The following are some notes outlining a new project I am starting to formulate.
"House" seeks to understand how the place we call home excerpts influence over our actions. It specifically investigates this in relation to properties being 'regenerated' by local councils in the UK. Simply having a postal address enables businesses, government institution and individuals to connect a person with a specific location. Physical connection and contractual agreements link water, sewage, electricity, landline telephone and internet provision. Records of land ownership, repairs and maintenance, tenancy, leasehold, freehold and insurance agreements all exert influence over our actions and sets of social relations. Planning laws, regeneration plans, decent home standards, public and private developments serve to create sites of overt political tension. While the micro-political interactions of wind, water, rain, plants and earth and buildings invite systems of repair and maintenance - or not as the case may be.
Through creative exploration this project asks: How can the people engage with these intensely bureaucratic processes before and while they are affected by UK regeneration projects? In what way do these complex sets of relations construct the conditions for a regeneration project, moving beyond simple 'evil developer' explanations? How can the public critically and creatively engage and influence these complex technological, economic, environmental, material and bureaucratic systems?
These ideas reflect on the notion and structuring of lived logics - how modes of power in this context are mediated through the logical machines of computation and administration and how our participation in those systems offers them gravity. Critically deconstructing how power is encoded in the process's to validate regeneration of an area, looking for the holes, hypocrisies and ways to create turbulence in such a system.
I have lived at Cressingham Gardens Estate in Tulse Hill for the past seven years, it is green, leafy estate that looks over Brockewell park so is highly desirable 'development' land. Out of 296 dwellings on the estate 208 are council tenants, 72 are leasehold, eight are freehold and six are void. My wife and myself are Leaseholders. A little time before Christmas we discovered that the Estate had been earmarked for 'regeneration'. This was a direct result of the governments "decent homes standard" which specified that all council housing stock across the country needed to be brought up to a minimum standard.
Lambeth Council received £450-£500 million pounds for improvements across the whole of their housing stock. To decide how that money should be spent, they analysed their expenditure (Lambeth Living's Database) on upkeep and repairs of all Estates across the borough and earmarked a number of estates that were deemed too expensive to repair. Cressingham Gardens was one of those. Lambeth Council says it cannot afford to put right all the problems without at least partly demolishing and rebuilding the estate. This would most likely be funded by a private developer through the private sale of extra new flats on the site. A regeneration of this kind would force leaseholders to sell their properties, making it very difficult to get new mortgages at a similar rate and tenants would loose their long term assured tenancies and be moved into smaller properties.

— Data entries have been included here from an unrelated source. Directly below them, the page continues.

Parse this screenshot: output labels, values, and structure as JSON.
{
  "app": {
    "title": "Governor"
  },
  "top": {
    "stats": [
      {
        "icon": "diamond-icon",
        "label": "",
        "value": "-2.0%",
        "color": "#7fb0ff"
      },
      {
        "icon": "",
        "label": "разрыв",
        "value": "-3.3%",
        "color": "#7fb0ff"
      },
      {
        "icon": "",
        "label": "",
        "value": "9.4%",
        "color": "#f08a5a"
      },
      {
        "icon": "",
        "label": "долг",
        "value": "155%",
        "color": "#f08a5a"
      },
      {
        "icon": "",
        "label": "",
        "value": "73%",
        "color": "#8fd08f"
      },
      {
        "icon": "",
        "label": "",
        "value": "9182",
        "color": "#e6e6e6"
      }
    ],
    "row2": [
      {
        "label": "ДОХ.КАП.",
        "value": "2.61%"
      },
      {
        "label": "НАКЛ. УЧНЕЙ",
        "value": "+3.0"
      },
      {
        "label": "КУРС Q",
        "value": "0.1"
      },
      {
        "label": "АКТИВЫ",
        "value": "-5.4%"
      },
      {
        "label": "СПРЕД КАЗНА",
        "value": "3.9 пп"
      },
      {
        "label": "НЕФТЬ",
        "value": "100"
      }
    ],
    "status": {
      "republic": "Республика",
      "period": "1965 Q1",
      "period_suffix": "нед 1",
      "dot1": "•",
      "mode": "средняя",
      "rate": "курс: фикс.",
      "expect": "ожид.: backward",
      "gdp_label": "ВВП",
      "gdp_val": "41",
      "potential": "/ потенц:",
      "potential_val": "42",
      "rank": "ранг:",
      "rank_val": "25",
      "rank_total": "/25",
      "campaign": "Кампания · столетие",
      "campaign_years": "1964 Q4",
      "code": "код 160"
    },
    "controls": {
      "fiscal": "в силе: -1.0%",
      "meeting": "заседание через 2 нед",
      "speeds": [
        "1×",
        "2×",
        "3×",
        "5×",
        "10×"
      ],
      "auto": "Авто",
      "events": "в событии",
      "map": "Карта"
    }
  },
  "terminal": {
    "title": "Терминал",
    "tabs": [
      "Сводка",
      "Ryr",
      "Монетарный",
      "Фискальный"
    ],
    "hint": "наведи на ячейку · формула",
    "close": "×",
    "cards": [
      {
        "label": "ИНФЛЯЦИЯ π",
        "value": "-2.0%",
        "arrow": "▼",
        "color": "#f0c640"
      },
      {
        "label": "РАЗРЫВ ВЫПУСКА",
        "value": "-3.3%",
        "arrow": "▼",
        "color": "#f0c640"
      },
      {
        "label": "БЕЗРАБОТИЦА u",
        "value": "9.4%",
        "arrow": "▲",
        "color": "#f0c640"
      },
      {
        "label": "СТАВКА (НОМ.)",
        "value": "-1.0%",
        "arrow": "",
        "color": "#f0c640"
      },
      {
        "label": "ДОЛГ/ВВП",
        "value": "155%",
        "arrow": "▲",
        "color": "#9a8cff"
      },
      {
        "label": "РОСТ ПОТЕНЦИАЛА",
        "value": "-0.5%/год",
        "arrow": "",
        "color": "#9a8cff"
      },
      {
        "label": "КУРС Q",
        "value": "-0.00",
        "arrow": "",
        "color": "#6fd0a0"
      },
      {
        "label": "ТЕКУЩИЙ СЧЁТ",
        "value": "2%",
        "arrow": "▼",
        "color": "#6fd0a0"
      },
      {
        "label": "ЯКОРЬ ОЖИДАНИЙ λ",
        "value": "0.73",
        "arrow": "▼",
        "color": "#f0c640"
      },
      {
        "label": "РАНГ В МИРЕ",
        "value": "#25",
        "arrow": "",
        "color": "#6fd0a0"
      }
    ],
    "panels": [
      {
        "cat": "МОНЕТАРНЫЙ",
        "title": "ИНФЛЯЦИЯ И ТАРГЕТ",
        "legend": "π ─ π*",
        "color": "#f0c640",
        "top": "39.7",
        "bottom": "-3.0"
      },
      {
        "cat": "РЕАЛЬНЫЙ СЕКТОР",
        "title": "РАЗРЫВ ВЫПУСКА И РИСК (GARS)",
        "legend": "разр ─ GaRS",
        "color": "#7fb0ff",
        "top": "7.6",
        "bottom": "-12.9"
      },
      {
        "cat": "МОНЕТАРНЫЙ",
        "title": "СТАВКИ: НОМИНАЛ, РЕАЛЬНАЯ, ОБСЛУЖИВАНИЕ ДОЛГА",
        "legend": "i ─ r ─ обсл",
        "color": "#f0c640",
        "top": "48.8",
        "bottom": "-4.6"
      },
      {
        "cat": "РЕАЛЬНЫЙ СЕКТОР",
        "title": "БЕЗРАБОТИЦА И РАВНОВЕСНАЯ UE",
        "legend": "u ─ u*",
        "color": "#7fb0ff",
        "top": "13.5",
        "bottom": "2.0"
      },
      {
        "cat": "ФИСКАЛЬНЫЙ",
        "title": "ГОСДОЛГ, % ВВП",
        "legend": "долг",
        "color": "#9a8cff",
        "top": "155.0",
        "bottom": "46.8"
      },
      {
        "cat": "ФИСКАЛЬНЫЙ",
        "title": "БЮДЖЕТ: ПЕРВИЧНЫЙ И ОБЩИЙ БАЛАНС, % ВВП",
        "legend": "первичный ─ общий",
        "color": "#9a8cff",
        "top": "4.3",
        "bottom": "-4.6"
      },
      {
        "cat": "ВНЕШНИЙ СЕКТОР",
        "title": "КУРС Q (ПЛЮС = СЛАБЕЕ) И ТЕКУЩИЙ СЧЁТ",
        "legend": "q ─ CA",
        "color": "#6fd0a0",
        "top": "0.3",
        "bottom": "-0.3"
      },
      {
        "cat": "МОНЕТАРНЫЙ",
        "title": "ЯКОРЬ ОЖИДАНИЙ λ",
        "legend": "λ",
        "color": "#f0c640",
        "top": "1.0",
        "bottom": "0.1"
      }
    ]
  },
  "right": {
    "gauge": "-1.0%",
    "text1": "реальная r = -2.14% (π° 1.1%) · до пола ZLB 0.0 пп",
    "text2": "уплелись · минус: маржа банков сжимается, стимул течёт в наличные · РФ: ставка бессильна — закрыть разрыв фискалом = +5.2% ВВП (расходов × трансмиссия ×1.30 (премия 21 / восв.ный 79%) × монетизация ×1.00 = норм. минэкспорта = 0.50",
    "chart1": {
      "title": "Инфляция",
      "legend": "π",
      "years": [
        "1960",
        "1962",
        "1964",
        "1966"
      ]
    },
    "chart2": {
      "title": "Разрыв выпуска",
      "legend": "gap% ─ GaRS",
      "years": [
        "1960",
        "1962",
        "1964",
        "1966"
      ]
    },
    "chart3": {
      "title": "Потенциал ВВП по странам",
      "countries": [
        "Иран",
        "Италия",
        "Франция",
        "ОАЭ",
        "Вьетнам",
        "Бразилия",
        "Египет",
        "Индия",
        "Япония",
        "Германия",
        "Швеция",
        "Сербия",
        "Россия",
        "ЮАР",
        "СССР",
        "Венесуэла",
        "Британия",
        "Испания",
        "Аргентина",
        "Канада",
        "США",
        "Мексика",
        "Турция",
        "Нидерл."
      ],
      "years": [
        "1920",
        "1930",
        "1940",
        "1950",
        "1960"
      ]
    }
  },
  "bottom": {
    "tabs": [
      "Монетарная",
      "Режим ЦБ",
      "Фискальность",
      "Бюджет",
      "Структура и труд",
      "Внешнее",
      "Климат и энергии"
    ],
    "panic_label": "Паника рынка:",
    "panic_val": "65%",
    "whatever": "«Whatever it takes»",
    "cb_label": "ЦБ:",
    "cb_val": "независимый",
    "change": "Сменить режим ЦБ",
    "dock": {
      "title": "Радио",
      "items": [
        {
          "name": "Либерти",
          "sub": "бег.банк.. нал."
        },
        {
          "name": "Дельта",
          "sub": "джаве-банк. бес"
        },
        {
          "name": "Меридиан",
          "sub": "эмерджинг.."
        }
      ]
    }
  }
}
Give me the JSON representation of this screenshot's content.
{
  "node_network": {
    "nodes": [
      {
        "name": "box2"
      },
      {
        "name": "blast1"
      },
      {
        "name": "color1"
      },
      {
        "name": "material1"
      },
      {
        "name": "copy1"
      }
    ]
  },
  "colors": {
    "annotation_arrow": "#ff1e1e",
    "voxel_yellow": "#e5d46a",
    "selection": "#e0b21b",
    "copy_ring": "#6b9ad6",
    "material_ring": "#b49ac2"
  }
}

We have discovered that 3.4 million pounds is available for the regeneration of the estate so are starting to pull together alternative options (a low carbon approach to development) for the development and improvement of the estate that do not involve pulling it down or selling it off to private developers. As a first stage, we have formed a new Tenants and Residents association through which we can represent all current residents of the Estate. We are now canvasing all residents to get a clear picture of repairs and structural issues on the estate and have discovered years of neglect and negligent and potentially corrupt management by Lambeth council. We are also about to put together a repairs database to attempt to illuminate how repairs have been managed and what the key issues are, the aim is to build towards a full survey of the estate so we can determine exact costings for all repairs, structural or otherwise, while also ensuring current repairs are adequately undertaken so the estate is not simply left to rot while decision is made.
It seems the reason the Estate may be knocked down (or partially re-developed) is due to administrative system that does not recognise or value the social, human attachments residents have to the location. Put simply, the complex systems of administration involving databases of repairs, insurance documents, land registry & contractor agreements (the list goes on), each in their own way, support a case for
demolishment. The council say "its an expensive estate to repair". To my mind our most fruitful line of defence against these structures is to bend them to our own means and understand how they are being employed to influence residents in a negative way, which in our case, is 'by any means possible' (which includes getting outside help), to build an argument that exposes the holes in the councils proposals.
(Gentrification and regeneration in Southwark, South London)
("Our mission is to reconnect placemaking with people’s everyday experience and the way that communities work.")
Do comment if you know of more links.
Michael Edwards, an economist and senior lecturer at University College London UCL: http://bit.ly/12e8fMQ
2011 "Paper Machines: About Cards & Catalogs, 1548-1929" Markus Krajewski, Translated Peter Krapp. MIT Press
2007 "World City" Doreen Massey, Polity press. (Looks at Londons Docklands).
2002 "Reimagining the Urban" Nigel Thrift, Polity Press.
2006 "Spaces of Global Capitalism" David Harvey, Verso.
Do comment if you know of soem good books or papers.